Quoting a rap lyric in a report was “less than professional,” the judge said. And regarding the officer’s claims about gun seizures, “the Court cannot help but comment that the claims seem odd and a bit fantastic.”
Scoggin cited Partyka’s inability to explain why the bags were now empty. “This is a material misrepresentation and, at a minimum, a reckless disregard for truth,” he said.
With no evidence, prosecutors dropped the charges. Moore was released from jail on Sept. 17. He’d spent seven months behind bars.
In an interview, Moore said he thinks Partyka held a grudge after he complained at the precinct about the traffic stop beating. “I do believe we need cops,” Moore said, “but some of them cops are just bad.”
Partyka was given no discipline by Minneapolis police.
Asked for comment, Minneapolis spokesman Casper Hill would address only the traffic stop. He said the city dropped the charges because Moore’s blood-alcohol tests had not been processed at the time, and they are now reviewing the case to “determine whether it should be recharged.”
Laszewski, of the Hennepin County Attorney’s Office, said outcomes like Moore’s are rare, and only 12% of charges ended in acquittals or dismissals over the past four years.
Granse said the case is a cautionary tale about abuse of power. If police are allowed to break the rules as long as they solve a crime, anyone could be subjected to an unconstitutional search, she said.

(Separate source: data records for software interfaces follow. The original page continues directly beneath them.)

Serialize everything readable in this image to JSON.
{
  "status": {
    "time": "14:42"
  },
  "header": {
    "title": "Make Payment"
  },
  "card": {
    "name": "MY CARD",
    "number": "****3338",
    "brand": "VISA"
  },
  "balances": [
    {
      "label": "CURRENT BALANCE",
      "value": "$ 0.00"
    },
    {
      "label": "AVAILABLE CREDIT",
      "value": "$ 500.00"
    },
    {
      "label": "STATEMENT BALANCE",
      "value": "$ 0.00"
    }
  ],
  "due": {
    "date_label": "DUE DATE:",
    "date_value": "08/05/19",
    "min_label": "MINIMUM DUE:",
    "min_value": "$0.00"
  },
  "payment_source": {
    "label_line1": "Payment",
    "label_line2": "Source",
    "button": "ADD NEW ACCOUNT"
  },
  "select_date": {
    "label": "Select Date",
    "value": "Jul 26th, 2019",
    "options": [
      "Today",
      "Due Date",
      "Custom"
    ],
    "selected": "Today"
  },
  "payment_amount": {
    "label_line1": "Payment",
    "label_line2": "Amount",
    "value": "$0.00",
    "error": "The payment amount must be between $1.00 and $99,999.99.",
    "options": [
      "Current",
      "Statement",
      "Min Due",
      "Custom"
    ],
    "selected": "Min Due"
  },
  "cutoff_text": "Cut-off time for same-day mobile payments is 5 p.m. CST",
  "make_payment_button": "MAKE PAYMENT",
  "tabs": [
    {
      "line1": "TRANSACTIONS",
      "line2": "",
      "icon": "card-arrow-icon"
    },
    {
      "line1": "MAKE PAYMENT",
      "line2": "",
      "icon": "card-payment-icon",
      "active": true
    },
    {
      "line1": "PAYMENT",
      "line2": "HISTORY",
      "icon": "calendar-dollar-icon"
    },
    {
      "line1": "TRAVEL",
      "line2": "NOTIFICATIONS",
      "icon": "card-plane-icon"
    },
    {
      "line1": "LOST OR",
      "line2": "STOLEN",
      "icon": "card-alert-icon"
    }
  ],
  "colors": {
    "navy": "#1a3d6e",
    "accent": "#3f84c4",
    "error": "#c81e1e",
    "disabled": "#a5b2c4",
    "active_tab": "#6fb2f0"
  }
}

“It would have been really easy for Partyka to have done his job. We have procedures,” Granse said. “And he ignored them.”
— Staff reporter Liz Sawyer contributed to this report.
This story is part of a collaboration with the Star Tribune through FRONTLINE’s Local Journalism Initiative, which is funded by the John S. and James L. Knight Foundation and the Corporation for Public Broadcasting.